Skip to content

Can Xanax Make Anxiety Worse?

Exploring the Effects of Benzodiazepines on Anxiety

Anxiety is a common struggle for many people, and the search for relief often leads to medications like Xanax and Klonopin. These drugs belong to a class called benzodiazepines, known for their quick and calming effects. But a critical question remains: Can Xanax make anxiety worse? Let’s delve into this issue to understand it better.

How Benzodiazepines Work

Benzodiazepines, including Xanax, work by boosting the action of gamma-aminobutyric acid (GABA), a neurotransmitter that slows down brain activity, creating a calming effect. This immediate relief from anxiety makes these medications appealing for short-term use.

The Problem with Rebound Anxiety

Despite their effectiveness, benzodiazepines have a significant downside. One major concern is rebound anxiety. This occurs when the drug’s effects wear off, often causing anxiety that feels even more intense than before taking the medication. Essentially, while the drug temporarily masks anxiety, it can lead to a stronger return of symptoms once it leaves your system.

Long-Term Impact on the Nervous System

Using benzodiazepines over a long period can take a toll on your nervous system. These drugs can ramp up the activity of your sympathetic nervous system, which controls the “fight or flight” response. Continuous stimulation of this system can lead to a state of heightened anxiety and chronic stress. As a result, you might find yourself needing more of the medication to manage this increased anxiety, creating a troubling cycle of dependence.

Understanding Addiction

Another significant risk with benzodiazepines is addiction. Over time, your body can build a tolerance, requiring higher doses to achieve the same calming effects. This can lead to physical and psychological dependence. Knowing the signs of addiction is crucial to prevent long-term damage.

Signs of Benzodiazepine Addiction

  • Increased Tolerance: Needing larger doses to achieve the same effect.
  • Withdrawal Symptoms: Experiencing anxiety, irritability, insomnia, or physical discomfort when not taking the drug.
  • Cravings: A strong urge or compulsion to use the medication.
  • Neglecting Responsibilities: Ignoring work, school, or family obligations in favor of using the drug.
  • Unsuccessful Attempts to Quit: Trying and failing to stop using the medication multiple times.

The Cycle of Dependence

Dependence on benzodiazepines is a serious issue.

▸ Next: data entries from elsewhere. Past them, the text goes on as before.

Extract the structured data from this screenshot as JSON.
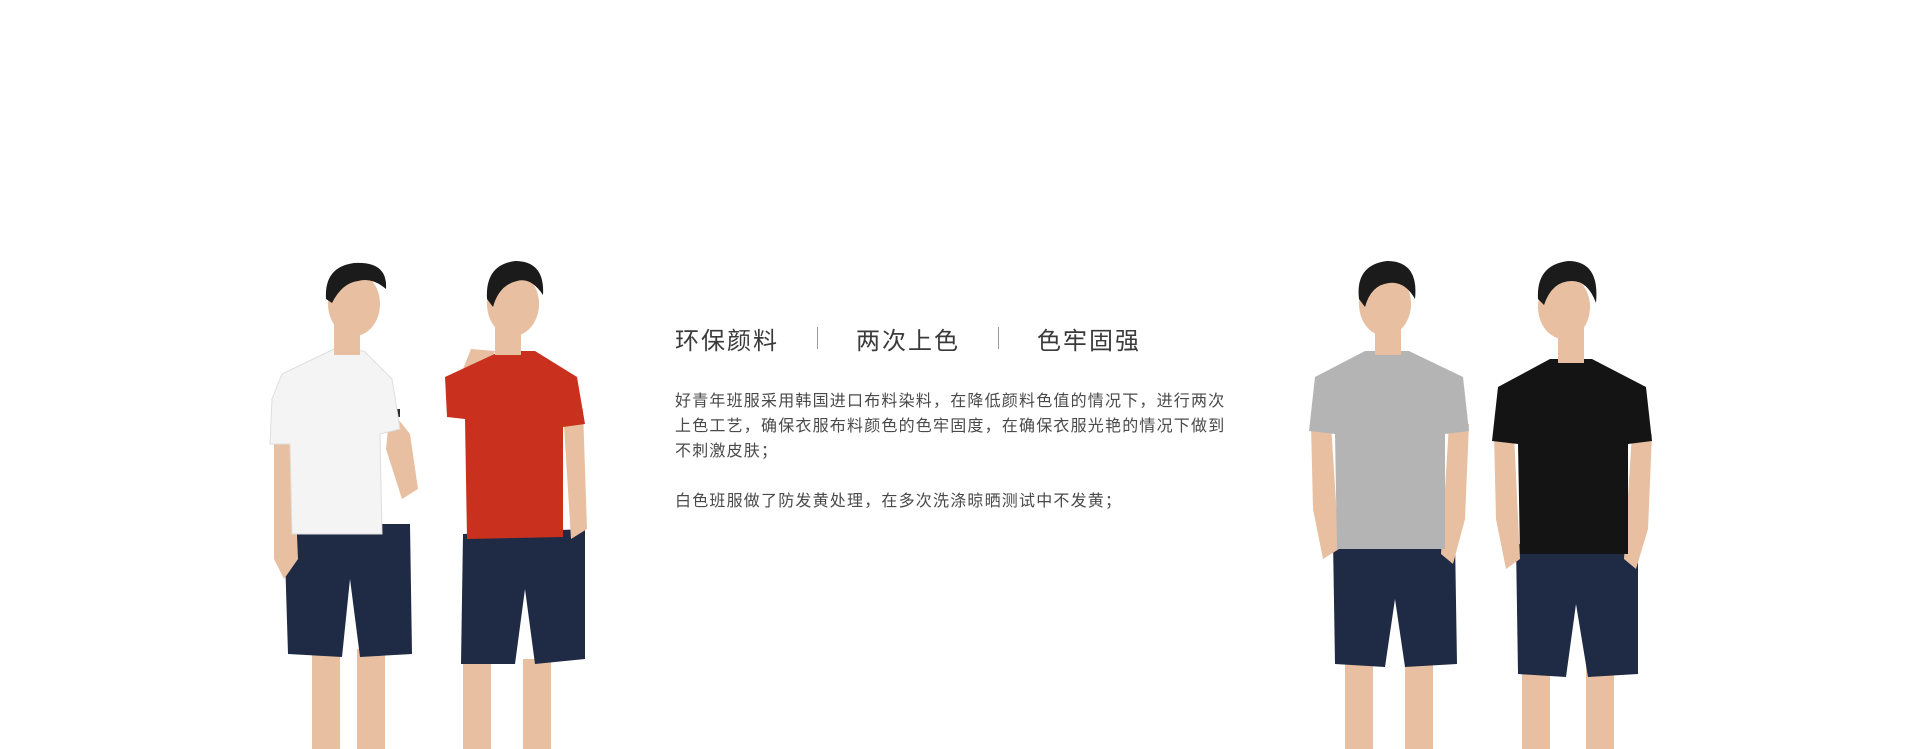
{
  "features": [
    {
      "label": "环保颜料"
    },
    {
      "label": "两次上色"
    },
    {
      "label": "色牢固强"
    }
  ],
  "description": {
    "paragraph1": "好青年班服采用韩国进口布料染料，在降低颜料色值的情况下，进行两次上色工艺，确保衣服布料颜色的色牢固度，在确保衣服光艳的情况下做到不刺激皮肤；",
    "paragraph2": "白色班服做了防发黄处理，在多次洗涤晾晒测试中不发黄；"
  },
  "models": [
    {
      "shirt_color": "#f4f4f4",
      "shorts_color": "#1f2b45"
    },
    {
      "shirt_color": "#c9301e",
      "shorts_color": "#1f2b45"
    },
    {
      "shirt_color": "#b4b4b4",
      "shorts_color": "#1f2b45"
    },
    {
      "shirt_color": "#141414",
      "shorts_color": "#1f2b45"
    }
  ],
  "colors": {
    "background": "#ffffff",
    "text": "#333333",
    "skin": "#e8bfa0",
    "hair": "#1b1b1b"
  }
}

Over time, your body can build a tolerance, requiring higher doses to achieve the same calming effects. This escalation can lead to physical dependence, making it challenging to stop using the drug and potentially worsening anxiety symptoms in the process.

Healthier Ways to Manage Anxiety

Given these risks, it’s essential to consider other methods to manage anxiety that don’t involve potentially addictive medications. Here are some effective alternatives:

Cognitive Behavioral Therapy (CBT)

CBT is a proven therapy that helps you identify and change negative thought patterns and behaviors contributing to your anxiety. It addresses the root causes, offering long-lasting relief without the risks associated with medication.

Mindfulness and Relaxation Techniques

Practices like mindfulness meditation, deep breathing, and progressive muscle relaxation can significantly reduce anxiety. These techniques help you manage stress naturally and promote a sense of calm.

Lifestyle Changes

Making simple lifestyle adjustments can also help ease anxiety. Regular exercise, a healthy diet, sufficient sleep, and avoiding stimulants like caffeine and nicotine can all contribute to better mental health.

Alternative Medications

In some cases, doctors may prescribe medications like selective serotonin reuptake inhibitors (SSRIs) or serotonin-norepinephrine reuptake inhibitors (SNRIs). These are typically safer for long-term use and have a lower risk of dependence compared to benzodiazepines.

When to Seek Professional Help

If you’re dealing with anxiety, it’s crucial to consult a healthcare provider before starting or stopping any medication. They can help you find the most suitable treatment plan based on your individual needs and medical history.

How Positive Recovery Centers Can Help

At Positive Recovery Centers, we understand the complex relationship between anxiety and substance use. Our comprehensive approach combines evidence-based treatments with positive psychology to help individuals find sustainable paths to recovery. We offer a range of services, including medical detox, residential rehab, outpatient programs, and aftercare, ensuring that each client receives personalized care tailored to their unique needs.

Xanax and Anxiety: Adverse Effects

So, can Xanax make anxiety worse? Yes, especially due to the risks of rebound anxiety, chronic nervous system stimulation, and physical dependence. While benzodiazepines can provide quick relief, their long-term use can exacerbate anxiety and lead to dependency issues. Exploring alternative treatments and making lifestyle changes can offer more sustainable and safer ways to manage anxiety. 

Always seek professional advice to determine the best approach for your mental health. If you or a loved one is struggling with addiction, Positive Recovery Centers is here to help. Visit Positive Recovery Centers to learn more about our programs and start your journey towards a healthier, happier life.